Lateef Johar, a student activist and writer in Pakistan's south-western province Balochistan, has been on hunger strike for 45 consecutive days. He is determined to keep his words, “strike till death”, until his friend and mentor Zahid Baloch, the chairperson of the largest ethnic Baloch student body Baloch Student Organisation Azad (BSO-Azad), is released.
Zahid's BSO-Azad colleagues claim he was abducted on 18 March 2014 in Quetta, Balochistan's capital. They say he was first held at gunpoint by soldiers from Pakistan's paramilitary force, the Frontier Corps (FC), then blind-folded and pushed into a vehicle. In an interview with the BBC six months before his abduction, Zahid claimed that BSO-Azad was only involved in the non-violent struggle for Balochistan's self-determination. He also said he feared for his life because of his activism.
Lateef Johar's hunger strike highlights Zahid's case and the plight of Pakistan's largest and poorest province Balochistan. Since 2006, a renewed battle for independence has been waging here, between Baloch separatists and the government of Pakistan. In this complicated and ugly war, disappearances like Zahid's, are not uncommon, and often have tragic endings.

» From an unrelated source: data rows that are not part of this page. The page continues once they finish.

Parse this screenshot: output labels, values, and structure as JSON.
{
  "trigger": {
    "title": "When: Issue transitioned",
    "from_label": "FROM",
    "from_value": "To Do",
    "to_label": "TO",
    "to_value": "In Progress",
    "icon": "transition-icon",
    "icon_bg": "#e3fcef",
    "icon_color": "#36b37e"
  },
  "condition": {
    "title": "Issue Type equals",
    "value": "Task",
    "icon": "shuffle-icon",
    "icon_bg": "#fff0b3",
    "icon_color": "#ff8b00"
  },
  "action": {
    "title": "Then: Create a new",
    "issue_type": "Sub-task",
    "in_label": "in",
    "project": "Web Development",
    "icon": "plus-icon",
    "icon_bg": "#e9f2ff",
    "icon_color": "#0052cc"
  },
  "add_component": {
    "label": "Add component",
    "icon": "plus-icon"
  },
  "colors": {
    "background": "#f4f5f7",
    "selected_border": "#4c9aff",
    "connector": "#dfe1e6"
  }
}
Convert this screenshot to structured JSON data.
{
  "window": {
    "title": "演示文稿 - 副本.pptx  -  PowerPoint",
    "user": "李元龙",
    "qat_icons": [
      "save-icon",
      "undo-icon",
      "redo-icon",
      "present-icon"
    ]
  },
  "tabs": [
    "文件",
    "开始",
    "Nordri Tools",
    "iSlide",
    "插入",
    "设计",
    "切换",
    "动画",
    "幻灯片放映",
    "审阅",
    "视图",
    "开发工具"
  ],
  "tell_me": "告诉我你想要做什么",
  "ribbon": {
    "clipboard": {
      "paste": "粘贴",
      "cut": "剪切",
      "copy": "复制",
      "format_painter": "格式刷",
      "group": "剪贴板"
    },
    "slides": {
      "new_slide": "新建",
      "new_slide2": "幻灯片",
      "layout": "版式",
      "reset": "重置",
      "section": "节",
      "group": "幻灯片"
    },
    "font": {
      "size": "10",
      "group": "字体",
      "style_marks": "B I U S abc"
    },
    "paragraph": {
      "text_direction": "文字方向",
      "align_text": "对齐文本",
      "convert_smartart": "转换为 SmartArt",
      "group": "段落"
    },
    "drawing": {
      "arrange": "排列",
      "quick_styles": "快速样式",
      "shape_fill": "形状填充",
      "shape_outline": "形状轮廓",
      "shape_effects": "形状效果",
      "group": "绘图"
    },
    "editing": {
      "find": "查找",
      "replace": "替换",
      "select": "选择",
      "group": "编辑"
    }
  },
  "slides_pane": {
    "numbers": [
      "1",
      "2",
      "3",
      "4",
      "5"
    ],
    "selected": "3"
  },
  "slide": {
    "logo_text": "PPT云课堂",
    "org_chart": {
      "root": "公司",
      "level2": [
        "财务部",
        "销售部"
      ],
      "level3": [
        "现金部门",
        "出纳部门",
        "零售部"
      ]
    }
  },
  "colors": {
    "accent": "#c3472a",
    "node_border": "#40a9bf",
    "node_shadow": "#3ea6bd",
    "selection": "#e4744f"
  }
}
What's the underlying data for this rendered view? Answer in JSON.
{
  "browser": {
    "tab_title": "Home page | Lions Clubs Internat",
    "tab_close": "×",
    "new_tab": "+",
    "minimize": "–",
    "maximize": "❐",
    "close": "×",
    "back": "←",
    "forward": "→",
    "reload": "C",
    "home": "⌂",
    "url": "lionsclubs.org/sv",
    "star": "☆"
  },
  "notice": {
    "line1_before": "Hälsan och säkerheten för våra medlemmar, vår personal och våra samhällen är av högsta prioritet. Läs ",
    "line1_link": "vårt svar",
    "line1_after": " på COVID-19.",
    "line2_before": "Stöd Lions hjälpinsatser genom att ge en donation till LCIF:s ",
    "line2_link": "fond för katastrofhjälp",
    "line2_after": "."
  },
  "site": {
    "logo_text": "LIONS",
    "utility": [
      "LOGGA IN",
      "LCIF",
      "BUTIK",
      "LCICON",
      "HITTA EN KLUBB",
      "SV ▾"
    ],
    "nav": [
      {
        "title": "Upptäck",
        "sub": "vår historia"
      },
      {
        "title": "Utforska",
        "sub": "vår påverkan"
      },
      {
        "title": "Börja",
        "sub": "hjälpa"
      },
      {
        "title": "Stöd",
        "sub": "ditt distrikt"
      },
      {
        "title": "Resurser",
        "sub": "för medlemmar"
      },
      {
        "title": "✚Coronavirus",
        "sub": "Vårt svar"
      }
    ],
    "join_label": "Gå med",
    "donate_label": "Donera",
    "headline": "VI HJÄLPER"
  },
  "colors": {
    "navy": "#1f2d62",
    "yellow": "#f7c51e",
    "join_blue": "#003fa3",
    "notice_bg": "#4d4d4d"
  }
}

According to the Human Rights Commision of Pakistan (HRCP), since 2010, the bodies of hundreds of Balochistan’s “missing people” have turned up bearing torture marks. In 2013 alone, 116 bodies were found across the province, 87 of which were identified by families who accused Pakistan’s security agencies of abducting their loved ones. Recently, the human rights group Voice for Baloch Missing Persons (VBMP) claimed that as many as 373 bodies of missing people were recovered, since last year.
Lateef Johar's protest
Even though Johar is determined to continue strike, his medical condition is deteriorating. Doctors have warned that if he continues the strike he will die soon. His protest had received little media coverage, till last week when the Chief Minister of Balochistan, Dr.Abdul Malik Baloch came to visit him. Johar refused the Minister's request to end his hunger strike, demanding Zahid's release first.
We strongly appeal to the world that ours is a peaceful struggle and ours is a peaceful student’s organization and they must know deeply with the regards to the problems of Baloch nation, any problem related should be figured out and then resolved whether it comes to the Baloch geography or their educational or social and national problems.
Fatimah Insan wrote in an open letter to Johar on her blog:
If you die, they will be happy. Please do not make them happy.
As Voice of Balochistan tweeted:
The lack of coverage did not matter for the activists who carried out the hastag campaigns on Twitter using #SaveBSOAzadLeader and #StrikeTillDeath. A petition addressing the UN asking for the release of BSO-Azad chairman was also started on Change.org.
Yet negative reactions also followed. Pakistani officials accused them of spreading anti-Pakistan literature on college and university campuses. Balochistan's home minister Sarfaraz Bugti told BBC that the missing persons are faking “self-disappearances” to explain what is going on in his province. He said, “Sometimes, these activists ‘self-disappear'. They go away to militant training camps in Afghanistan and India, while their groups stage campaigns to wrongly accuse Pakistani forces of abductions.”
Ain Haider Zaider seems to agree with the state's version on the Pak Tea House blog:
You know most of them are involved in anti-state activities, and what is happening with them is what they deserve. Our agencies know better about the issue and we should not create any hurdle in their work due to our own naivety.
However, hope remains for a better tomorrow. Blogger Sayalif writes about Johar's cause:
His noble cause is to draw attention of Human right organization to stop Pakistan from committing serious human right violations in Balochistan. He deserves to live so are other Baloch who are in the illegal custody of law enforcement agencies.